Hojatollah Joudaki, insisting that if the UAE feels its national interests would be compromised for any reason, would withdraw from its role in the coalition against the Yemeni Houthis. “So far, there is big division in the UAE alliance with Saudi Arabia in Yemen. The UAE once fought against the Houthis, but now only supports the separatists in southern Yemen, a policy the Saudis do not endorse. Saudi Arabia wants Yemen to be under its control as a united country in every way possible; because the three southern provinces are essentially Zaidi followers and had long been part of Yemen and were later annexed to Saudi Arabia. This issue has always been a source of concern and suspicion for Saudi Arabia.”
He added: “Since 60 years ago the Saudis have considered Yemen their backyard, where they have tried to take control of the Yemeni community by bribing tribal leaders, senior army generals and religious rulers. The Yemenis also gave in to this state of affairs because of their poverty. If we examine the issue we will find out that the second and third wives of many Saudi nationals are Yemenis; Saudi men were married during their journeys to Yemen and stayed there for a while, then abandoned them and returned to their homeland. Yemen was really a backyard for the Saudis.”
“Upon recognizing these problems, anti-imperialist outlooks were shaped in Yemen little by little and opposition voices were heard and today they want to come out of the Saudi yoke,” Joudaki said. Noting that the Saudi invasion of Yemen was a mistake because it thought it could wipe out “a bunch of barefoot Yemenis who have nothing” within a few days but this did not happen and in the current situation Yemen has become a tall order for Saudi Arabia.
“The UAE is a long way from Yemen, and the Yemenis cannot easily attack the UAE unless they plan their actions through missiles and drones,” the Middle East analyst added. The Emiratis are afraid of living in glass towers. Imagine if something happened to the Khalifa Tower or any part of the country tourism and other attractions would be badly hurt and their economy will be severely affected. The UAE rulers have realized this and that is why they are looking for a shortcut to seceding from Saudi politics.

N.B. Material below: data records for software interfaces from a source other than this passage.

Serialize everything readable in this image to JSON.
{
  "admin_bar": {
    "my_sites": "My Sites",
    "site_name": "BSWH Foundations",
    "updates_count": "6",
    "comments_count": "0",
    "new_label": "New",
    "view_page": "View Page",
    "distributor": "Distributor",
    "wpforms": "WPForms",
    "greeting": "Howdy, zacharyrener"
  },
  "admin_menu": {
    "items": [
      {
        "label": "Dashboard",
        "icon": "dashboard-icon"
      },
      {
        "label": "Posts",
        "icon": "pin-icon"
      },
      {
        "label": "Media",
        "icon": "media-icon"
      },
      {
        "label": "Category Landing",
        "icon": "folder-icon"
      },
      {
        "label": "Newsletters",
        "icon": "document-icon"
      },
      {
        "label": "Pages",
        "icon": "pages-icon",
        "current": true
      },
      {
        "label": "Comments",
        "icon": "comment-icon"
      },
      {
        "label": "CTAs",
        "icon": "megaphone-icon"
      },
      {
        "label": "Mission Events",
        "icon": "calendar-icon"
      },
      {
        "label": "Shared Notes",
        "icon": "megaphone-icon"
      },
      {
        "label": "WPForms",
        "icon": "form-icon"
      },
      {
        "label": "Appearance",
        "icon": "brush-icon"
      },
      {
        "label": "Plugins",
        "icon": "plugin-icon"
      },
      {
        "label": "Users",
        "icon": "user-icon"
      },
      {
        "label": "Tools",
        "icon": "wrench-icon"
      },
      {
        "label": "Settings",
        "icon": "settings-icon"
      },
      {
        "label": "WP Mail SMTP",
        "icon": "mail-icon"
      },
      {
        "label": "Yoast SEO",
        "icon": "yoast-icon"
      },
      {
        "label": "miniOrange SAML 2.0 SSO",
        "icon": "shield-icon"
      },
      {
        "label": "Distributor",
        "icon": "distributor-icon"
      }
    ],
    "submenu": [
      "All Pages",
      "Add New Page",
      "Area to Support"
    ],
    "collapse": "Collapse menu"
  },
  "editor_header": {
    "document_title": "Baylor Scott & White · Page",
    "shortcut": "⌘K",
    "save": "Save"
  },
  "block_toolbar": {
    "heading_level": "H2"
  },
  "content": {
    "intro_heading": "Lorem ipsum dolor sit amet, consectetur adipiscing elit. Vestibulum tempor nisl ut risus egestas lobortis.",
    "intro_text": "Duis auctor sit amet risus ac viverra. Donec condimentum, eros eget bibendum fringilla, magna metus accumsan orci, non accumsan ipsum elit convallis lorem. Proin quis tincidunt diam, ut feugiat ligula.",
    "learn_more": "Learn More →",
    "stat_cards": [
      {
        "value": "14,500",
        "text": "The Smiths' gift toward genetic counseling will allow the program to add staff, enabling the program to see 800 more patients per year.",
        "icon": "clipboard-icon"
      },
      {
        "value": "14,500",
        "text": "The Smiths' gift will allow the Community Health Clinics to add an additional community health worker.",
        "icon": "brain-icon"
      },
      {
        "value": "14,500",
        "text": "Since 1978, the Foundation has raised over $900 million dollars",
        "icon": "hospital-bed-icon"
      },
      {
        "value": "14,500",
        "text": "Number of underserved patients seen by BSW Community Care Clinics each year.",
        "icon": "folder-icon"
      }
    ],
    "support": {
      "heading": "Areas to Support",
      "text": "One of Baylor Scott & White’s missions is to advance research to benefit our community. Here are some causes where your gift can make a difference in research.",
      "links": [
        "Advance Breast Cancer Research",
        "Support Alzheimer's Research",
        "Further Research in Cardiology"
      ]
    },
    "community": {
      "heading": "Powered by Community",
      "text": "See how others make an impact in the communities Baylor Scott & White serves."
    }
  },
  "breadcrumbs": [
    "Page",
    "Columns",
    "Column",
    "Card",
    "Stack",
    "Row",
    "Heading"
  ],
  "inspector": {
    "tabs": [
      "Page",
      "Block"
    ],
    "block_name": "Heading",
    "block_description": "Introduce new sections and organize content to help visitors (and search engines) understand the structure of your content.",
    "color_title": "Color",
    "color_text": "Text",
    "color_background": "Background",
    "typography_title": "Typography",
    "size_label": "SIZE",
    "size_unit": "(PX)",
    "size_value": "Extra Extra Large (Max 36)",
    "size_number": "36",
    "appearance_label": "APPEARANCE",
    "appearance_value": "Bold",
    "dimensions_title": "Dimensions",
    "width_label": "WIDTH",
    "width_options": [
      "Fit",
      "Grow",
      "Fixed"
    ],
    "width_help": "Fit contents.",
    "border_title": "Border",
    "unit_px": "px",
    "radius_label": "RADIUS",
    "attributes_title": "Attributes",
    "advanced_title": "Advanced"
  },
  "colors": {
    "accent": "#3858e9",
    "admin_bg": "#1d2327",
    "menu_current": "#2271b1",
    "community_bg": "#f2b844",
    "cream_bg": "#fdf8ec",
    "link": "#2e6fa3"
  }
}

Joudaki said, on the other hand, the UAE supports the separatists in southern Yemen to keep them clashing with the north and show that it can continue to pressure the Yemenis so that they will not be able to harm the UAE.
He said it was possible for the Houthis to carry out their threats against the UAE and said the Houthis had nothing to lose. The UAE and Saudi Arabia have destroyed Yemen’s infrastructures over the past few years, and the Yemenis have incurred huge losses. Under such circumstances, if the Yemenis who are under so much pressure could cross the border with Saudi Arabia and capture even one Saudi soldier, the first thing they will get is his boot, military gear, weapons and equipment. The value of the advanced equipment of a Saudi soldier fighting in Yemen is estimated at $100,000 which is a valuable trophy.
“They have realized this, and they are stepping up this type of actions. In addition to missile and drone strikes they go to the borders take Saudi prisoners of war. This situation has provided special conditions for the Yemenis to use as a backing for their ideals. Therefore, the UAE must take the warning by the Houthis seriously.
“This war, despite all its problems, has made the Houthis feel superior,” he said. They can respond under conditions of varying pressures, and with the actions they take they can at least defend their rights or cause a lot of harassment to their enemies. In any case, it is a victory for them.
“They have come to the conclusion that they could take similar action against the UAE,” Joudaki added. That the UAE is shaken up in the Yemeni war is to defect or minimize its losses and create a front in Yemen where they would engage in clashes with each other and could not think about their long-term interests.
“If the United Arab Emirates finds that the costs will be too heavy for them, they will leave south of Yemen and Saudi Arabia will be left alone,” he said of the UAE’s possible revision of its positions in southern Yemen in the face of Ansarollah’s threats.